(App and web page records)
.....

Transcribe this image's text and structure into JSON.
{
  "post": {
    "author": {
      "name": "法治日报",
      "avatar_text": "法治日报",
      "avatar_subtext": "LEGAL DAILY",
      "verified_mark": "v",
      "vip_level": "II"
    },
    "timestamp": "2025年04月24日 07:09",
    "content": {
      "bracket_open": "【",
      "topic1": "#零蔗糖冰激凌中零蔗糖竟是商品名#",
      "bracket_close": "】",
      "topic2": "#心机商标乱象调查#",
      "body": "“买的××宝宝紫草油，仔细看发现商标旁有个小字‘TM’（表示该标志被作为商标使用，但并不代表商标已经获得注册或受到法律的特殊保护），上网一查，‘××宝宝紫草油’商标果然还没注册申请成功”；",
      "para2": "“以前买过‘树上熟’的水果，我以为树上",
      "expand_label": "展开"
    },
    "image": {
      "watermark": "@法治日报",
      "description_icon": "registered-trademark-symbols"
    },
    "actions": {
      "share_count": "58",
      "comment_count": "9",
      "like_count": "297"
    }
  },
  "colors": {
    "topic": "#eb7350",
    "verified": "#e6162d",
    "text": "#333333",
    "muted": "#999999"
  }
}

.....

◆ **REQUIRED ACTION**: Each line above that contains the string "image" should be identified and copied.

◆ **RESULT OF THE EXERCISE**:
Transcribe this image's text and structure into JSON.
    "image": {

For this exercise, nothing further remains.